Showroom retailers must abandon ‘myths’ about online dealers and accept the ‘new reality’ of doing business to survive. That’s the view of James Hickman, the CEO of one of the biggest online bathroom retailers, Plumbworld.
Speaking on the latest episode of The kbbreview Podcast, Hickman says he sympathises with showroom retailers’ negative view of online as it is “a significant threat to their traditional way of doing business”.
But many of the widely held opinions, he says, aren’t based in fact.
“I do think there’s a lot of myths that they cling to which they need to let go of,” he said. “One of the biggest ones is that customers do their initial research in the showroom and then just leave and buy it online at a cheaper price.
“The reality of it is that just isn’t the case.”
Hickman said Plumbworld surveyed 10,000 customers who had bought branded bathroom products through the site and found that 96% had never set foot in a physical retailer before making the online purchase.
“In addition to that,” he said. “About 55 to 60% of our business comes from house brands that we import directly from factories across the world and those products are not available to view in any showroom anywhere,” he said. “So this idea that people need to see the product in the showroom before they buy just isn’t true.”
Hickman founded Plumbworld in 1999 as one of the first online bathroom retailers in the UK. In 2007, he sold it to the Grafton Group, but remained as CEO and in 2018 took it back in a management buyout.

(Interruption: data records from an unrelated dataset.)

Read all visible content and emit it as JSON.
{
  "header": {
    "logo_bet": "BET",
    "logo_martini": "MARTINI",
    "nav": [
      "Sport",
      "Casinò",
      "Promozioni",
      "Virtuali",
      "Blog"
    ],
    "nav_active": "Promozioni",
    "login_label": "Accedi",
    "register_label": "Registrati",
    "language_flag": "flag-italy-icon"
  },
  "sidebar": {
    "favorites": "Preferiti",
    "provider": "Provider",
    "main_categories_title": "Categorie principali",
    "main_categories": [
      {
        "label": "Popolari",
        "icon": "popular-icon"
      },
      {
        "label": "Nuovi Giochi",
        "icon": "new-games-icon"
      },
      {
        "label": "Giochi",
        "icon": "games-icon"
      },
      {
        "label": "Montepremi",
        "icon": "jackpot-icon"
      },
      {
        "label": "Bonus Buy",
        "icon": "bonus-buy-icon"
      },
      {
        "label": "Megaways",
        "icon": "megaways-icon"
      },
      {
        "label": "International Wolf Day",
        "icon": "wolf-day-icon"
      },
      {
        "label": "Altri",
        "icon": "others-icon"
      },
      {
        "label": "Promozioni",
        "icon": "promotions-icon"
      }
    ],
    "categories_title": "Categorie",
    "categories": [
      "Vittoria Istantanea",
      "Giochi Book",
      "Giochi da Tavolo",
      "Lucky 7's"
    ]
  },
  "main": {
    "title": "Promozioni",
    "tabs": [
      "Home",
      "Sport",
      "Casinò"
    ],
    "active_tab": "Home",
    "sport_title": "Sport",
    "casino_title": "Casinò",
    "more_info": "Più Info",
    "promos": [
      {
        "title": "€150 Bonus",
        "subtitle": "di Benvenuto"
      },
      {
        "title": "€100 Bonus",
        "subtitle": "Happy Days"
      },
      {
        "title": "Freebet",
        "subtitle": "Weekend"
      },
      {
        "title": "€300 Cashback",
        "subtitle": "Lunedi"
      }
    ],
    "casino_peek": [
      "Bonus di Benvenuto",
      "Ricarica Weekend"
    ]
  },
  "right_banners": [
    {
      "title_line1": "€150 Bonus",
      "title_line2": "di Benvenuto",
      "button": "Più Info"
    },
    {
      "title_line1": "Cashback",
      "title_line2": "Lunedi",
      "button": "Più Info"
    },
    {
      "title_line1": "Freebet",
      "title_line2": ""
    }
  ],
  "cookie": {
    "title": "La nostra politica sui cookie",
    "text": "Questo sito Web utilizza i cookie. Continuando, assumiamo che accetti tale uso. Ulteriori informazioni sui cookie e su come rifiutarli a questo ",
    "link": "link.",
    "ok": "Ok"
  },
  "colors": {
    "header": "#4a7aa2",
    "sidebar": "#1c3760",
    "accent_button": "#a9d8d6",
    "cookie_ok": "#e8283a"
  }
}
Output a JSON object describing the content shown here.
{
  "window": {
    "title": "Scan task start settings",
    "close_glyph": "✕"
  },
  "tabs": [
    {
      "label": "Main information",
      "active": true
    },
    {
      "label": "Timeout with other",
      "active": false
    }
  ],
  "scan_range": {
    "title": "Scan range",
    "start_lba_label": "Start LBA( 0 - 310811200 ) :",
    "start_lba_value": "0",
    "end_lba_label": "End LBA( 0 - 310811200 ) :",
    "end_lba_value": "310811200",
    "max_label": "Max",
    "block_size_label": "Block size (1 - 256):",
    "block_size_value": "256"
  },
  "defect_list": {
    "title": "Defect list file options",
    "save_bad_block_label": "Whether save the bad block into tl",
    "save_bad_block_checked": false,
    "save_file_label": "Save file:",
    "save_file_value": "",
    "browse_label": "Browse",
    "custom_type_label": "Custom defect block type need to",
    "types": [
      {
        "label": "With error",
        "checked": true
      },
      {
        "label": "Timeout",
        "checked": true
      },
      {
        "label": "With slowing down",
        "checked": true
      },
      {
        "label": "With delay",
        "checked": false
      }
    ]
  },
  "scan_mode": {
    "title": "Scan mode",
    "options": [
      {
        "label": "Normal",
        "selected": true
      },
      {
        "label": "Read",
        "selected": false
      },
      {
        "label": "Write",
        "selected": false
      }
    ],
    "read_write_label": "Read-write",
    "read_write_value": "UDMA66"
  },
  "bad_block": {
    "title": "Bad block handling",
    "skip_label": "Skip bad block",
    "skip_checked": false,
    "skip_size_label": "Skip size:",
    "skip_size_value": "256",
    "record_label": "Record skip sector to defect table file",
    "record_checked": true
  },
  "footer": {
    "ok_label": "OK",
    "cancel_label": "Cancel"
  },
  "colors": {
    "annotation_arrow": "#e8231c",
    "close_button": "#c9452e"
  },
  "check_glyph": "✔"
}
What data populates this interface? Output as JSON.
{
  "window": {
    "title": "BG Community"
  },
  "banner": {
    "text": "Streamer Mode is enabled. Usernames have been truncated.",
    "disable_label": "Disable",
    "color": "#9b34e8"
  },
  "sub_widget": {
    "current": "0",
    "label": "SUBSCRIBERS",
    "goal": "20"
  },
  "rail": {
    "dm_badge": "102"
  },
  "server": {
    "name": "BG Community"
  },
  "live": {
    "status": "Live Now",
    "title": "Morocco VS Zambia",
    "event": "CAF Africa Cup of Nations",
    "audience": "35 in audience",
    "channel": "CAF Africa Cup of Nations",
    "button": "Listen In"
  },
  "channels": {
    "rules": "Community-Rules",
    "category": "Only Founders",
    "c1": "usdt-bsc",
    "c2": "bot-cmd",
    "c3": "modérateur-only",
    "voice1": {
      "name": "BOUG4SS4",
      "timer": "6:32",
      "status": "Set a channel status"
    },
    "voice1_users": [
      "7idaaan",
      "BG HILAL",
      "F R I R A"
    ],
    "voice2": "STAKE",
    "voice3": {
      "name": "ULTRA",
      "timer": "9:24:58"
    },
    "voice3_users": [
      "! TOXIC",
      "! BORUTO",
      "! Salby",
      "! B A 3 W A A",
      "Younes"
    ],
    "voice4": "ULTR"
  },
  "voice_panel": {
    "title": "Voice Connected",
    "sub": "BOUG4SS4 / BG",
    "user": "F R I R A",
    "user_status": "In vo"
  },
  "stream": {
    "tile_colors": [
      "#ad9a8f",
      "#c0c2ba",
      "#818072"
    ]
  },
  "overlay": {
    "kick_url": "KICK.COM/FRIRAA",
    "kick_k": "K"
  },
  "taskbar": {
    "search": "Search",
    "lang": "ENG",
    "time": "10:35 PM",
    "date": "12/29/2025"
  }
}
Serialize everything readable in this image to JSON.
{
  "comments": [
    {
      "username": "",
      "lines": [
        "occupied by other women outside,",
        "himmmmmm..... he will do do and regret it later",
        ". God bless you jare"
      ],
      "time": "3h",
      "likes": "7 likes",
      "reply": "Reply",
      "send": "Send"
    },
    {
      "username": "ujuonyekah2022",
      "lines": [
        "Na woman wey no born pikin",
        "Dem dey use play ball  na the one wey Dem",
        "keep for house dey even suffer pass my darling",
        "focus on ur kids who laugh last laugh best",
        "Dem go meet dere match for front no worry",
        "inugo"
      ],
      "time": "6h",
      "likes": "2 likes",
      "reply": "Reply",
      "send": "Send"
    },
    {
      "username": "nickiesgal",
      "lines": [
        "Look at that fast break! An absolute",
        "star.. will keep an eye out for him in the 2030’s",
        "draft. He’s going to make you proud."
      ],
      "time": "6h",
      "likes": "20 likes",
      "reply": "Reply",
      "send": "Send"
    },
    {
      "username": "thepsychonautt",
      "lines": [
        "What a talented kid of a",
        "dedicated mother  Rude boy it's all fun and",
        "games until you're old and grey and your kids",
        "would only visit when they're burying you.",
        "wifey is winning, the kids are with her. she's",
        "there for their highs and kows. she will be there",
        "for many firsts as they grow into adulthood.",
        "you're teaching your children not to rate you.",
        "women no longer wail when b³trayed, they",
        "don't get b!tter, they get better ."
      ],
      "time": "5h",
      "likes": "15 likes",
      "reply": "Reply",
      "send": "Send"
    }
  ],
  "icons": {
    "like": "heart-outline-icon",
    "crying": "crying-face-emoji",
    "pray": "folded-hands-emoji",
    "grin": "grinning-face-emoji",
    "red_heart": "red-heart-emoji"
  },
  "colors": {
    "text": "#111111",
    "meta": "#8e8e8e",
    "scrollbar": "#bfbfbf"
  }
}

Since then, he has grown turnover by 83% and aims to hit £100 million by 2023. Margins have also grown, from under 20% to over 25%, something Hickman says also dispels the idea that online is “a race to the bottom and all about price”.
However, in the wide-ranging exclusive podcast interview, Hickman said that showrooms need to change what they do to differentiate themselves rather than trying to compete directly with online on price.
“What really upsets me is seeing so many traditional showrooms going bust because they’ve refused to face up to the fact that things have changed,” he said. “Because there isn’t really any need for that to happen.
“The future for showrooms is not in trying to compete with online retailers with branded box product. There are certain things that showrooms can do that online retailers can’t touch, like offering a design service and managing the installation. The showroom of the future is going to be much more heavily geared around high value-added services rather than trying to compete in moving mass-market, mid-range product.
“But they do need to adjust the business model, which I accept can be difficult.”
Listen to the full interview with James Hickman on The kbbreview Podcast using the player below or by searching ‘kbbreview’ in a podcast app such as Apple Podcasts.
Have something to say? Email the editor